[Collection entries]
++++++++++

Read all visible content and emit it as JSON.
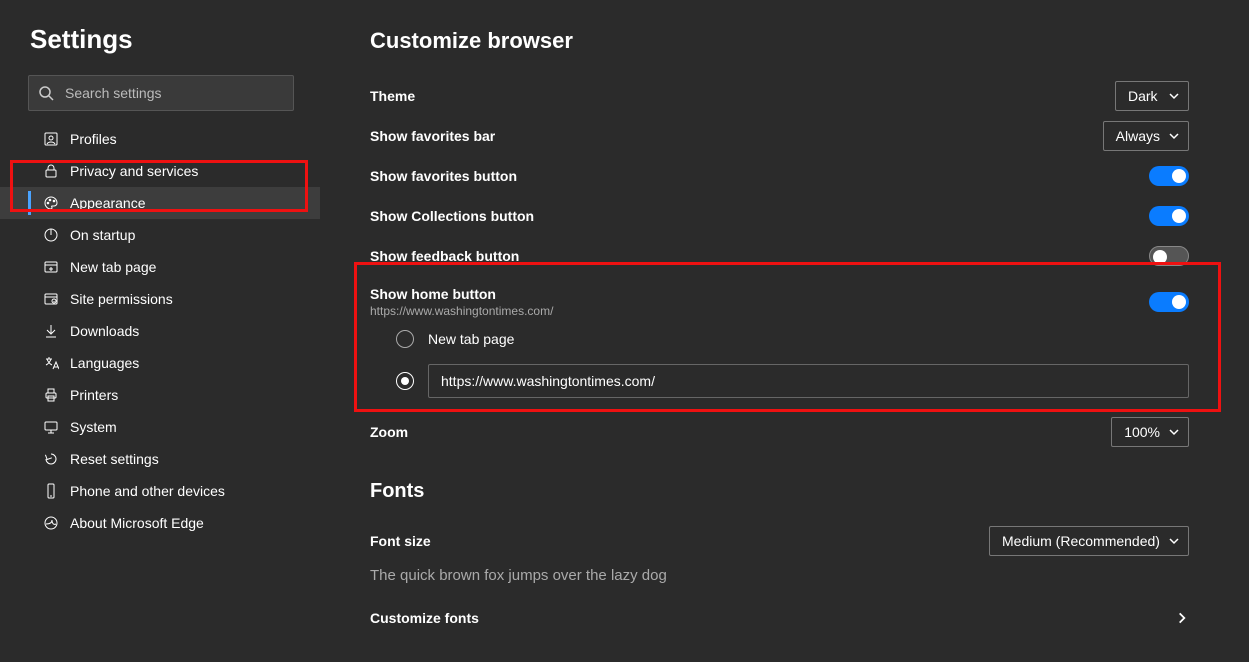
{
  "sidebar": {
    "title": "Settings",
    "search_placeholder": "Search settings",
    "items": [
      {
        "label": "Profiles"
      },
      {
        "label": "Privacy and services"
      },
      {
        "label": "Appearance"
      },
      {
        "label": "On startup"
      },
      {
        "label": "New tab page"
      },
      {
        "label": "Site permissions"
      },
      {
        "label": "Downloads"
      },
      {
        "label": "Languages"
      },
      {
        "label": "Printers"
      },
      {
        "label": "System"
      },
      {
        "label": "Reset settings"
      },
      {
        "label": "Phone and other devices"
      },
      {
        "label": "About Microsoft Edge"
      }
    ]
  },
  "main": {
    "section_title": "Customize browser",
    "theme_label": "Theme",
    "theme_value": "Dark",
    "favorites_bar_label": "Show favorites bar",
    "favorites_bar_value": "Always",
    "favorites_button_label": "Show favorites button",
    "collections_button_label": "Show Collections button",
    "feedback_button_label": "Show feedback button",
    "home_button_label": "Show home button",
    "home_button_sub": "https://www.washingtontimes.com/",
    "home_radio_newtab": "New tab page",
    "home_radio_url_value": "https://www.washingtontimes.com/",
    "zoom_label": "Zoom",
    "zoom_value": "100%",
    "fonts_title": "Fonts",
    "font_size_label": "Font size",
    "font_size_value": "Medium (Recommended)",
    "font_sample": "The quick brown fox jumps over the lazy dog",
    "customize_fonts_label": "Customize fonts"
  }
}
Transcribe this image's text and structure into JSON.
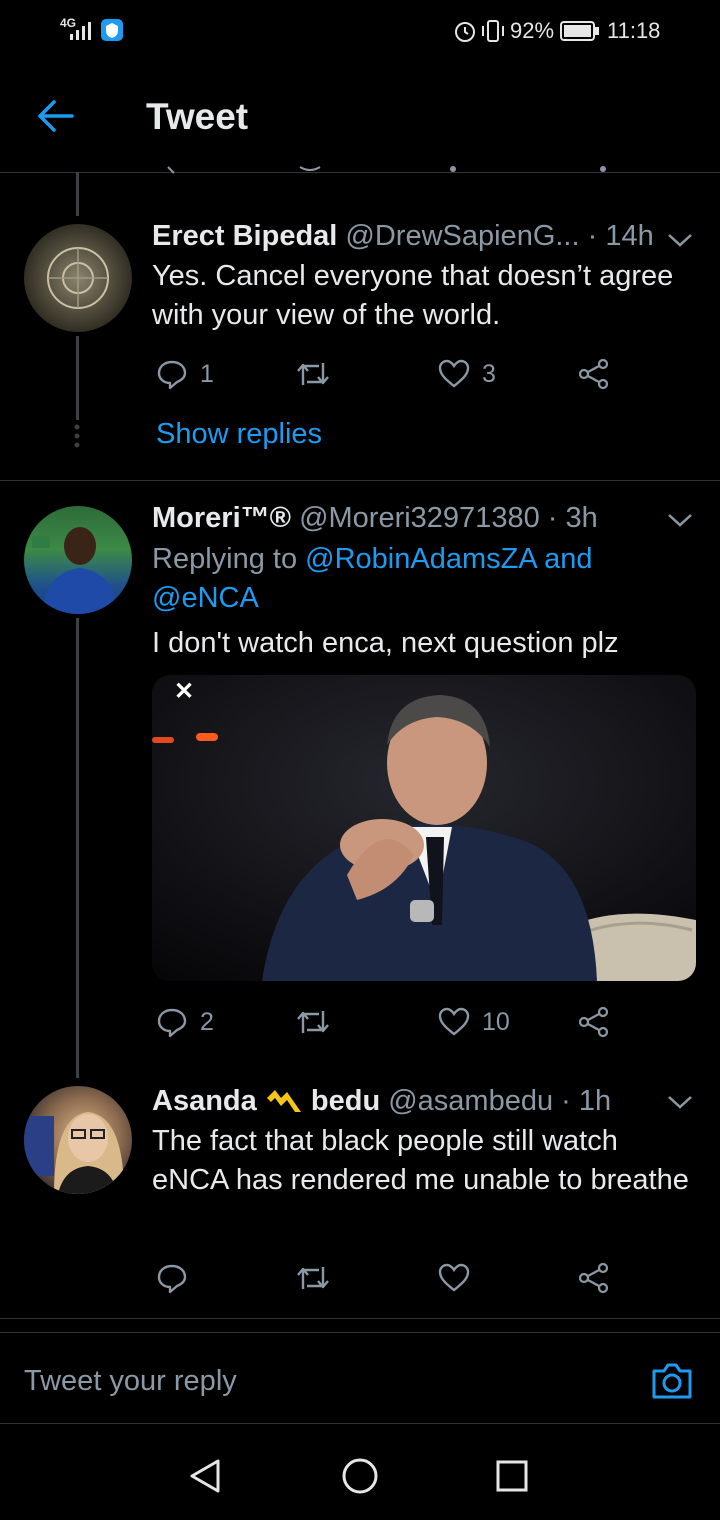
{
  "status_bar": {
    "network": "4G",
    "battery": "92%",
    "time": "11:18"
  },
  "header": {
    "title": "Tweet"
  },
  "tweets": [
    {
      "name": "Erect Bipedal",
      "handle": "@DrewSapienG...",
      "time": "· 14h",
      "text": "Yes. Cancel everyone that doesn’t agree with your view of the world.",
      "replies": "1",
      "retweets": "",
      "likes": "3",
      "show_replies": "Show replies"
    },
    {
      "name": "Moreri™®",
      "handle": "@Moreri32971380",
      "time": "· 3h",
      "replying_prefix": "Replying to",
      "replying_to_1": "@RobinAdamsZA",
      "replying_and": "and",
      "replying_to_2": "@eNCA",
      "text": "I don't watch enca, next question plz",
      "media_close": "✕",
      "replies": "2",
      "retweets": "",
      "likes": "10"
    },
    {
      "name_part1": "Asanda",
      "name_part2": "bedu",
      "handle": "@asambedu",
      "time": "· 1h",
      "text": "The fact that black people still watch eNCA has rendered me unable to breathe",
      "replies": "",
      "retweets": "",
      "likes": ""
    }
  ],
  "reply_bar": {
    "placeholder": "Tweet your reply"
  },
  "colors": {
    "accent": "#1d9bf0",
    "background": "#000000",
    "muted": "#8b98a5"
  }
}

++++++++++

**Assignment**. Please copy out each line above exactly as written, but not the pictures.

**Solution to this exercise**.
Read all visible content and emit it as JSON.
{
  "sidebar": {
    "title": "Settings",
    "search_placeholder": "Search settings",
    "items": [
      {
        "label": "Profiles"
      },
      {
        "label": "Privacy and services"
      },
      {
        "label": "Appearance"
      },
      {
        "label": "On startup"
      },
      {
        "label": "New tab page"
      },
      {
        "label": "Site permissions"
      },
      {
        "label": "Downloads"
      },
      {
        "label": "Languages"
      },
      {
        "label": "Printers"
      },
      {
        "label": "System"
      },
      {
        "label": "Reset settings"
      },
      {
        "label": "Phone and other devices"
      },
      {
        "label": "About Microsoft Edge"
      }
    ]
  },
  "main": {
    "section_title": "Customize browser",
    "theme_label": "Theme",
    "theme_value": "Dark",
    "favorites_bar_label": "Show favorites bar",
    "favorites_bar_value": "Always",
    "favorites_button_label": "Show favorites button",
    "collections_button_label": "Show Collections button",
    "feedback_button_label": "Show feedback button",
    "home_button_label": "Show home button",
    "home_button_sub": "https://www.washingtontimes.com/",
    "home_radio_newtab": "New tab page",
    "home_radio_url_value": "https://www.washingtontimes.com/",
    "zoom_label": "Zoom",
    "zoom_value": "100%",
    "fonts_title": "Fonts",
    "font_size_label": "Font size",
    "font_size_value": "Medium (Recommended)",
    "font_sample": "The quick brown fox jumps over the lazy dog",
    "customize_fonts_label": "Customize fonts"
  }
}
Transcribe this image's text and structure into JSON.
{
  "status_bar": {
    "network": "4G",
    "battery": "92%",
    "time": "11:18"
  },
  "header": {
    "title": "Tweet"
  },
  "tweets": [
    {
      "name": "Erect Bipedal",
      "handle": "@DrewSapienG...",
      "time": "· 14h",
      "text": "Yes. Cancel everyone that doesn’t agree with your view of the world.",
      "replies": "1",
      "retweets": "",
      "likes": "3",
      "show_replies": "Show replies"
    },
    {
      "name": "Moreri™®",
      "handle": "@Moreri32971380",
      "time": "· 3h",
      "replying_prefix": "Replying to",
      "replying_to_1": "@RobinAdamsZA",
      "replying_and": "and",
      "replying_to_2": "@eNCA",
      "text": "I don't watch enca, next question plz",
      "media_close": "✕",
      "replies": "2",
      "retweets": "",
      "likes": "10"
    },
    {
      "name_part1": "Asanda",
      "name_part2": "bedu",
      "handle": "@asambedu",
      "time": "· 1h",
      "text": "The fact that black people still watch eNCA has rendered me unable to breathe",
      "replies": "",
      "retweets": "",
      "likes": ""
    }
  ],
  "reply_bar": {
    "placeholder": "Tweet your reply"
  },
  "colors": {
    "accent": "#1d9bf0",
    "background": "#000000",
    "muted": "#8b98a5"
  }
}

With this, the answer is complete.